When asked where he hopes his interest in neuroscience takes him in the future, Rao said, “I plan on becoming a doctor, and learning about neuroscience has made me even more passionate about pursuing this field.”

This summer, Rao will have the opportunity to explore his neuroscience interest in the Herzog lab. 

"“I am eagerly looking forward to working virtually with Dr. Herzog’s neuroscience lab this summer for the research fellowship I earned from winning SLABB," said Rao. 

Participating in competitions is not new for Rao. In middle school, he participated in the National Geographic Bee as the 2017 Missouri state champion and the National Spelling Bee in 8th grade. The National Brain Bee was Rao’s 3rd national competition. 

“It was a great experience to get to compete on a national level again and get to place in the top ten,” said Rao proudly. 

Incoming WashU student set to focus on neurobiology

2020 SLABB winner Sriharsha Gonuguntla (left) with Erik Herzog (right) in 2020

Sriharsha Gonuguntla won SLABB in 2020, just before the COVID-19 pandemic canceled the national competition and forced him to participate in his research internship in Erik Herzog’s lab remotely. Yet, despite the less-than-ideal situation, Gonuguntla found the opportunity impactful. 

“Working in Dr. Herzog’s lab was rewarding as it opened my eyes to research and has influenced my decision to go to WashU and major in biology,” recalled Gonuguntla.

Gonuguntla knew Akhil Kondepudi, the 2018 SLABB winner who also won the national competition. Now it was his turn to push his limits. 

“SLABB was a way to apply and advance my interest in neuroscience,” said Gonuguntla.

“SLABB was a way to apply and advance my interest in neuroscience,” said Gonuguntla.

After the pandemic canceled the 2020 National Brain Bee competition, Gonuguntla participated this year. He placed 8th in the Nation.

“The most challenging part was that there was a lot more content. You have to pull information from many sources and apply it. Because you don’t learn any of this content in school, you have to learn on your own,” explained Gonuguntla.

He is referring to the two books and neuroanatomy sources he read, the diseases he learned about, and the MRIs he now knows how to examine. Gonuguntla also worked with Dr. Krikor Dikranian to master this content. 

“It was challenging but also rewarding. I learned a lot, and it solidified my interest in neuroscience.”

“I have always been interested in science, but I got more interested in neuroscience when my great-grandfather got Alzheimer’s Disease. And participating in the Brain Bee ignited that interest,” explained Gonuguntla.

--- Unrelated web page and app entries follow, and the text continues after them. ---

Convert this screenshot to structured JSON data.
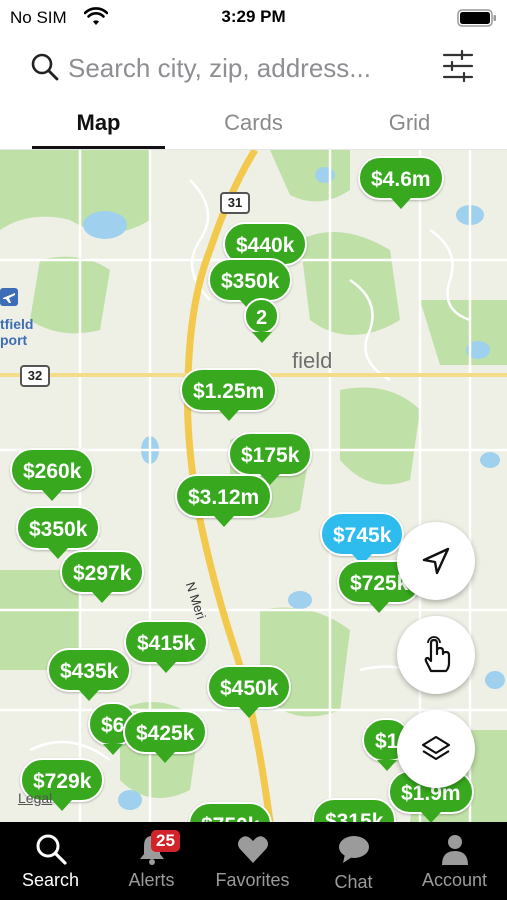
{
  "status_bar": {
    "carrier": "No SIM",
    "time": "3:29 PM"
  },
  "search": {
    "placeholder": "Search city, zip, address..."
  },
  "tabs": [
    {
      "label": "Map",
      "active": true
    },
    {
      "label": "Cards",
      "active": false
    },
    {
      "label": "Grid",
      "active": false
    }
  ],
  "map": {
    "place_label": "field",
    "airport_label_line1": "tfield",
    "airport_label_line2": "port",
    "street_label": "N Meri",
    "legal": "Legal",
    "route_shields": [
      "31",
      "32"
    ],
    "pins": [
      {
        "price": "$4.6m"
      },
      {
        "price": "$440k"
      },
      {
        "price": "$350k"
      },
      {
        "price": "2"
      },
      {
        "price": "$1.25m"
      },
      {
        "price": "$175k"
      },
      {
        "price": "$260k"
      },
      {
        "price": "$3.12m"
      },
      {
        "price": "$350k"
      },
      {
        "price": "$745k",
        "selected": true
      },
      {
        "price": "$297k"
      },
      {
        "price": "$725k"
      },
      {
        "price": "$415k"
      },
      {
        "price": "$435k"
      },
      {
        "price": "$450k"
      },
      {
        "price": "$425k"
      },
      {
        "price": "$6"
      },
      {
        "price": "$1"
      },
      {
        "price": "$729k"
      },
      {
        "price": "$1.9m"
      },
      {
        "price": "$750k"
      },
      {
        "price": "$315k"
      }
    ]
  },
  "floating_buttons": [
    "location-arrow-icon",
    "draw-hand-icon",
    "layers-icon"
  ],
  "colors": {
    "pin_green": "#38a81f",
    "pin_selected": "#2ebcef",
    "tab_bar": "#000000",
    "badge": "#d2232a"
  },
  "bottom_tabs": [
    {
      "label": "Search",
      "icon": "search-icon",
      "active": true
    },
    {
      "label": "Alerts",
      "icon": "bell-icon",
      "badge": "25"
    },
    {
      "label": "Favorites",
      "icon": "heart-icon"
    },
    {
      "label": "Chat",
      "icon": "chat-bubble-icon"
    },
    {
      "label": "Account",
      "icon": "person-icon"
    }
  ]
}
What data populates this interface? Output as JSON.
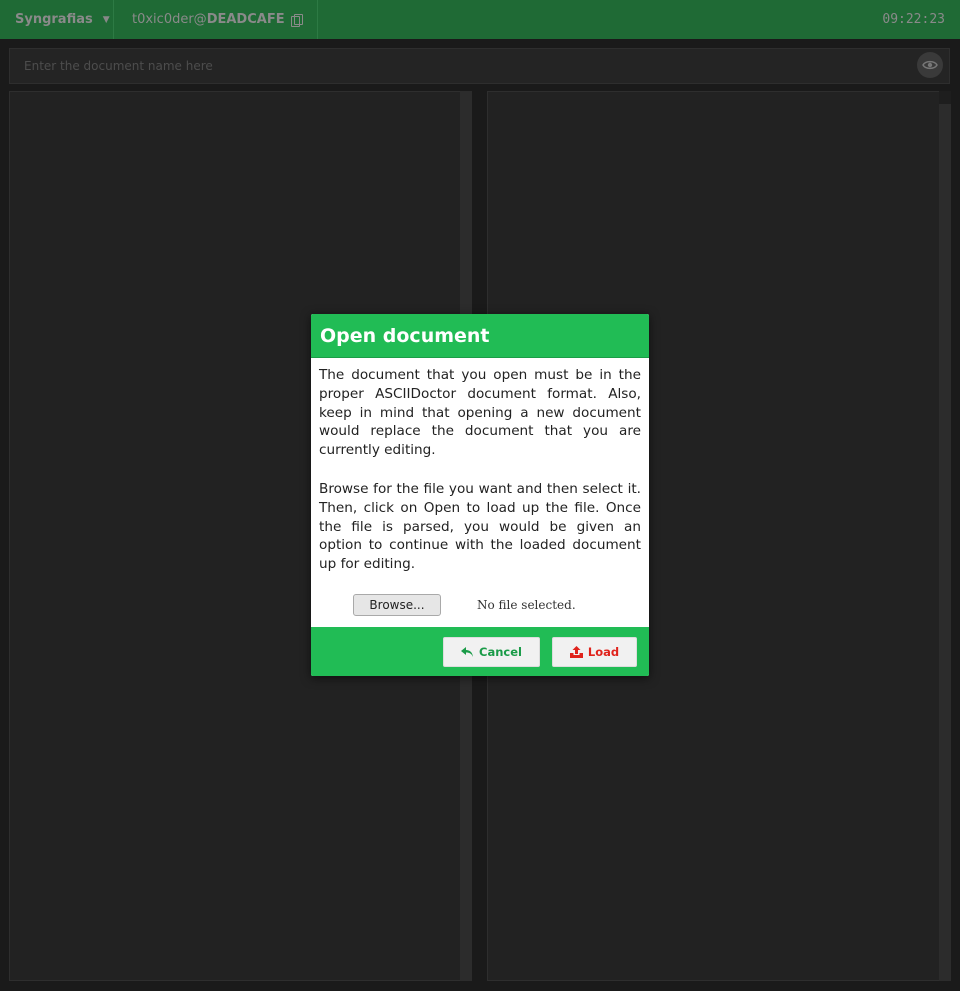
{
  "topbar": {
    "app_name": "Syngrafias",
    "caret": "▼",
    "user": "t0xic0der@",
    "host": "DEADCAFE",
    "clock": "09:22:23"
  },
  "editor": {
    "title_placeholder": "Enter the document name here"
  },
  "modal": {
    "title": "Open document",
    "para1": "The document that you open must be in the proper ASCIIDoctor document format. Also, keep in mind that opening a new document would replace the document that you are currently editing.",
    "para2": "Browse for the file you want and then select it. Then, click on Open to load up the file. Once the file is parsed, you would be given an option to continue with the loaded document up for editing.",
    "browse_label": "Browse...",
    "file_status": "No file selected.",
    "cancel_label": "Cancel",
    "load_label": "Load"
  },
  "colors": {
    "accent": "#21bc55",
    "topbar": "#1f6a35",
    "load_text": "#e0231c"
  }
}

Gonuguntla plans to pursue the neuroscience track within the biology major at WashU. 

Want to know more about SLAAB? Dr. Herzog sat down with the Institute for School Partnership in 2019 to discuss the St. Louis Brain Bee competition. Watch the video here